Associate Professor Michelle Kelly, PhD RN MN BSc
Simulation lead – School of Nursing, Midwifery & Paramedicine, Co-Sim Lead, Faculty of Health Sciences Curtin University
What types of workshops do you facilitate?
- Debriefing strategies
- Creating scenarios – single and multi- professional
- Simulation research strategies
- NHET-Sim – variety of modules/ workshops
Who do you instruct? And what are their roles/professional levels?
- School and Faculty staff
- Prelicensure students – nursing & midwifery
- Post Graduate students – nursing
What advantages do you think simulation affords health care training?
Simulation enables rehearsal of multiple elements of practice
What benefits do you think simulation provides your workshop participants?
It helps learners to draw on their tacit knowledge to ‘glue things together’
What benefits do you think simulation offers to patients, the health system or society?
Rehearsing or refining typical, unusual or infrequent scenarios to mitigate risk and help learners anticipate what to do in a range of ‘situations’
What changes have you noticed in simulation over the time you’ve been involved?
The diversity of sim (usage and scenario topics) across disciplines.
What is the most frustrating issue you experience with simulation?
People setting up or advising on building sim facilities who do not leverage off those experienced in this area.
What useful tips do you have for instructors who are starting out in simulation?
- Connect with others in your ‘community’ be that local, national or international. There is a plethora of experience out there.
- Watch someone more experienced in debriefing to fine tune your facilitation skills.
How do you use technology in your simulations?
Prefer to adopt more low-tech these days. But single channel audio between instructor and SP (simulated patient) is important for directing responses.
Can you share some low-tech simulation that you have used/experienced that had major impact?
Working with actors to portray relatives in sims to rehearse conversations about: organ donation; hearing voices; and mental health recovery. Irrespective of level of knowledge or experience, the impact of these types of sims is impressive.
What is one interesting publication that has influenced your understanding about simulation?
‘Simulation: not just a manikin’ by Seropian and colleagues back in 2004 as it highlights the broader aspects of setting up a sim space and program (staff development etc); the Oregon group also have a timeline for what should be planned in what order prior to becoming operational. https://www.ncbi.nlm.nih.gov/pubmed/15098910
Was your PhD based around simulation?
Yes, Investigating the use of simulations in enhancing clinical judgement of students to practice as registered nurses. This was a longitudinal, mixed methods study using Tanner’s (2006) Model of Clinical Judgement, Hager & Halliday’s (2006) Informal Learning and Lave and Wenger’s (1991) Community of Practice to report on how simulation influenced senior nursing students’ subsequent thinking and practice. https://opus.lib.uts.edu.au/handle/10453/30400

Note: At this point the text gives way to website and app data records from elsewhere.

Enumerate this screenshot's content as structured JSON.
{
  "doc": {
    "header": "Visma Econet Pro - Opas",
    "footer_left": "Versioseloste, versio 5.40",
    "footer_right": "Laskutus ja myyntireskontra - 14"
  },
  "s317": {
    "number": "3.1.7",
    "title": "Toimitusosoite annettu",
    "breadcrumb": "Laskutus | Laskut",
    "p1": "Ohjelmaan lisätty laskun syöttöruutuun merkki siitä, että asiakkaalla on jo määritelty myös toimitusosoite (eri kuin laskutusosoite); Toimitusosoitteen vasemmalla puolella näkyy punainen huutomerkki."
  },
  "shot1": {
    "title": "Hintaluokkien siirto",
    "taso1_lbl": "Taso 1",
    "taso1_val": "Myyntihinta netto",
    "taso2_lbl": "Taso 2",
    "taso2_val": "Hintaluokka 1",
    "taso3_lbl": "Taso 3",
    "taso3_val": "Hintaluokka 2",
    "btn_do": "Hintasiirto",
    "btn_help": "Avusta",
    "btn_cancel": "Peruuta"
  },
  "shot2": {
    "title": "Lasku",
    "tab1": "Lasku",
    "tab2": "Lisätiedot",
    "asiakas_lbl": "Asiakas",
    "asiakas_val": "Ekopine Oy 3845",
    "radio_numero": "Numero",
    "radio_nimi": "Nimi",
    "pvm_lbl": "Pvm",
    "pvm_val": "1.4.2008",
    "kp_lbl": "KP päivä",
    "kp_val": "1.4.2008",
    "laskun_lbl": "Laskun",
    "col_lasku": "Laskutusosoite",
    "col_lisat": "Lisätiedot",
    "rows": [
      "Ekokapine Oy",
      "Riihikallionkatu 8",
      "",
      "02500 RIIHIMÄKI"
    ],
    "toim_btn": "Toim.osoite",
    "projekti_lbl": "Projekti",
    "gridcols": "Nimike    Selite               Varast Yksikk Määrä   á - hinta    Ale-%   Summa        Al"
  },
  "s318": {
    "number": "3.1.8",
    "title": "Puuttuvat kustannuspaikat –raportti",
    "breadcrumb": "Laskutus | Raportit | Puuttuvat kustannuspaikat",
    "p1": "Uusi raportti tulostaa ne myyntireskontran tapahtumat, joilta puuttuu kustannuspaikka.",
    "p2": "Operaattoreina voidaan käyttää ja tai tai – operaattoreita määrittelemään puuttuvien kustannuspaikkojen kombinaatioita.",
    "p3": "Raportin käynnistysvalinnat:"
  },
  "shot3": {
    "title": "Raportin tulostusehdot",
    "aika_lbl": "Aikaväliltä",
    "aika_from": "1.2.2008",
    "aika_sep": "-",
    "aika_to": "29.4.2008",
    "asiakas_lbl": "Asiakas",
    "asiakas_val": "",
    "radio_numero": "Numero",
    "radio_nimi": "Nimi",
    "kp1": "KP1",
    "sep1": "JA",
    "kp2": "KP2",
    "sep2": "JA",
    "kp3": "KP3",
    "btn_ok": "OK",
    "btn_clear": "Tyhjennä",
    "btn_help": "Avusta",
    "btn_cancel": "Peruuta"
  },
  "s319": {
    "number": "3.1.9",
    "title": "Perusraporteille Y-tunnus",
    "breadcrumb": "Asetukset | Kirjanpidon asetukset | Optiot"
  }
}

What simulation research are you currently undertaking?
- Impact of AV simulations on assessment of patients’ pain
- Using Depth of Field (photo-elicitation) to prepare nursing students for clinical practicum
- Developing a model to determine the Social Return on Investment (SROI) of simulation
Please describe the type of research that you commonly do:
Qualitative or mixed methods research. There’s so much more that emerges from the rich data to inform ‘where to from here’. The impact of sim on learners is much more than we can observe or anticipate. Unpacking this is important for all players.
Recent conferences and highlights?
IMSH 2019 in San Antonio | The current wave of technology will change the way we use simulation – AR, VR and mixed reality/3D printing.
In a nutshell…
# summary of your interests & simulation journey
#Collaboration; #diversity; #creativity; #powerful learning; #exploring impact; #becoming a health professional
Why do you come to WASHA events?
To engage with and support others; seek out collaborative partnerships and discuss research ideas.
What vision do you have for WASHA to help it achieve aims?
Establishing and strengthening collaborative interprofessional networks within WA, nationally and internationally. Build on the work of other professional simulation groups; be informed by others’ research agendas.